#### ENTRIES PROVIDED ####

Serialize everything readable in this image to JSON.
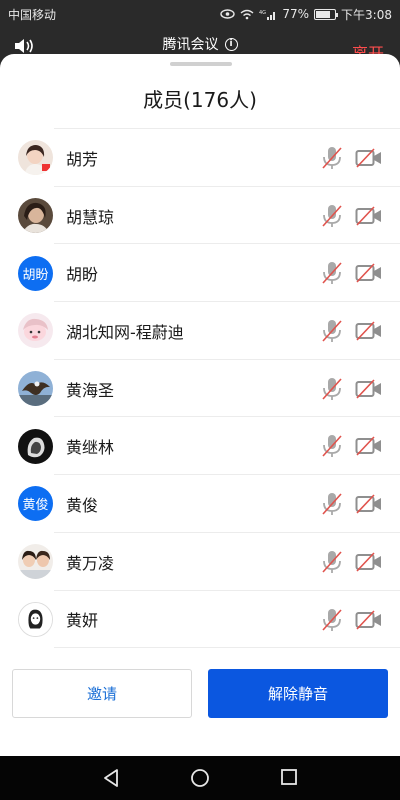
{
  "status_bar": {
    "carrier": "中国移动",
    "battery_percent": "77%",
    "battery_level": 0.77,
    "time": "下午3:08",
    "icons": [
      "eye-icon",
      "wifi-icon",
      "4g-signal-icon",
      "battery-icon"
    ]
  },
  "meeting_header": {
    "app_title": "腾讯会议",
    "leave_label": "离开"
  },
  "panel": {
    "title": "成员(176人)"
  },
  "members": [
    {
      "name": "胡芳",
      "avatar": "photo",
      "avatar_text": ""
    },
    {
      "name": "胡慧琼",
      "avatar": "photo",
      "avatar_text": ""
    },
    {
      "name": "胡盼",
      "avatar": "text",
      "avatar_text": "胡盼"
    },
    {
      "name": "湖北知网-程蔚迪",
      "avatar": "photo",
      "avatar_text": ""
    },
    {
      "name": "黄海圣",
      "avatar": "photo",
      "avatar_text": ""
    },
    {
      "name": "黄继林",
      "avatar": "photo",
      "avatar_text": ""
    },
    {
      "name": "黄俊",
      "avatar": "text",
      "avatar_text": "黄俊"
    },
    {
      "name": "黄万凌",
      "avatar": "photo",
      "avatar_text": ""
    },
    {
      "name": "黄妍",
      "avatar": "photo",
      "avatar_text": ""
    }
  ],
  "actions": {
    "invite_label": "邀请",
    "unmute_all_label": "解除静音"
  },
  "colors": {
    "primary_blue": "#0b57e0",
    "invite_text": "#1b6fd6",
    "leave_red": "#ff4d4d",
    "muted_slash": "#e0534d"
  }
}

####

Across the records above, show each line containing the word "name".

      "name": "胡芳",
      "name": "胡慧琼",
      "name": "胡盼",
      "name": "湖北知网-程蔚迪",
      "name": "黄海圣",
      "name": "黄继林",
      "name": "黄俊",
      "name": "黄万凌",
      "name": "黄妍",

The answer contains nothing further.